Fathersez (who has given ME encouragement on parenting) left a question in a comment over the weekend on my post about search phrases that bring people to this blog. He wrote:
If someone tells me that getting a good debt (say, a mortgage, that still leaves me with a lot of equity) is a way of forced savings, what should I tell him/her?
I am low on ideas and coffee this morning, so I’ll tackle this one since I did say that was a post all unto itself. I’ll also interpret the question as narrowly as possible so I don’t fly off on too wide a tangent.
“Good Debt.” That phrase gets bandied about in the PF blogosphere quite a bit, but you might have noticed I don’t use it. I just don’t subscribe to the good debt vs bad debt idea. Debt is debt, and it all means you owe money. I’ve learned I really don’t like owing money!
Some folks believe mortgages and student loans can be classified as “good debt.” I am cash flowing my college and only going part-time to avoid student loans, so that probably gives you an idea of my opinion there.

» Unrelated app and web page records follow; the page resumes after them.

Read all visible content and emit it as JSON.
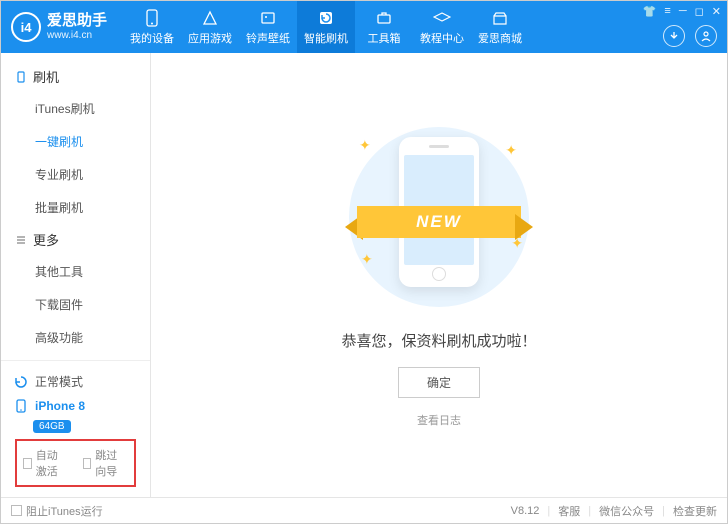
{
  "app": {
    "name": "爱思助手",
    "url": "www.i4.cn"
  },
  "nav": [
    {
      "id": "device",
      "label": "我的设备"
    },
    {
      "id": "apps",
      "label": "应用游戏"
    },
    {
      "id": "ringtone",
      "label": "铃声壁纸"
    },
    {
      "id": "flash",
      "label": "智能刷机",
      "active": true
    },
    {
      "id": "toolbox",
      "label": "工具箱"
    },
    {
      "id": "tutorial",
      "label": "教程中心"
    },
    {
      "id": "store",
      "label": "爱思商城"
    }
  ],
  "sidebar": {
    "group1": {
      "title": "刷机",
      "items": [
        {
          "id": "itunes",
          "label": "iTunes刷机"
        },
        {
          "id": "onekey",
          "label": "一键刷机",
          "active": true
        },
        {
          "id": "pro",
          "label": "专业刷机"
        },
        {
          "id": "batch",
          "label": "批量刷机"
        }
      ]
    },
    "group2": {
      "title": "更多",
      "items": [
        {
          "id": "other",
          "label": "其他工具"
        },
        {
          "id": "firmware",
          "label": "下载固件"
        },
        {
          "id": "advanced",
          "label": "高级功能"
        }
      ]
    },
    "mode": "正常模式",
    "device": "iPhone 8",
    "storage": "64GB",
    "auto_activate": "自动激活",
    "skip_guide": "跳过向导"
  },
  "main": {
    "ribbon": "NEW",
    "message": "恭喜您，保资料刷机成功啦！",
    "ok": "确定",
    "log": "查看日志"
  },
  "footer": {
    "block_itunes": "阻止iTunes运行",
    "version": "V8.12",
    "support": "客服",
    "wechat": "微信公众号",
    "update": "检查更新"
  }
}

As for mortgages, I am very old-fashioned with my notions on those! A mortgage (which means “death contract” or “death grip” if you translate it from old French) is a means to buy something that would otherwise take you years to save up for. I still have a mortgage, but look forward to the day it is paid off. Not too long ago here in America, there used to be mortgage burning parties for when people finally paid off the note on their houses. It used to be a big deal and a big goal to own your home outright.
“A lot of equity.” I have to ask how “a lot” is defined. I’m considered hideously conservative when I say I want a 20% down payment to put on a house before I buy next time. Even as conservative as that may sound, there are areas in America where that still might not leave you with much equity over the next few years as the housing market is plunging in states like California, Nevada, and Florida.
Equity is a slippery eel, as we are finding out. People who thought they had equity in their homes have woken up to discover they don’t as housing prices fall. Equity seems to be based not on the mortgage amount paid versus the amount borrowed, but the current appraised value. If your neighborhood has foreclosures, your appraised value goes down significantly, along with any equity you thought you had. Until housing prices stabilize, equity has become a mostly fictitious number.
“Forced Savings.” Now we get down the the actual question: is a mortgage a form of forced savings? I don’t think so. When I have an actual savings account, I have money in there that earns some interest (of course, that interest is falling lately) and I can withdraw my savings if I need to immediately. I can’t do that with my mortgage.
Even though I have lived in this house for seven years, a large portion of my monthly mortgage note still goes to paying interest, and absolutely none of it earns interest. That’s mostly because a mortgage is not an investment, and a house is not a piggy bank. A house is a home, a place to live. A mortgage is a “death contract” because with some of these mortgages out there, you’ll be paying it til the day you die.
If I am going to save money, I will put it into an interest-bearing money market account. Oh wait, that is what I am doing now that the debt is gone! No forcing necessary. No one needs to put a gun to my head, because I want to save up money. Which reminds me: the weakest part to the “forced savings” argument is the fact that if a person wants to pull that imaginary equity out of their home, there are twenty ways from Sunday to do it. People have been treating their homes like ATM machines, and now the ATM is out of cash. You can’t forced a person to save. Either they will because they want to, or they won’t. A mortgage doesn’t change that.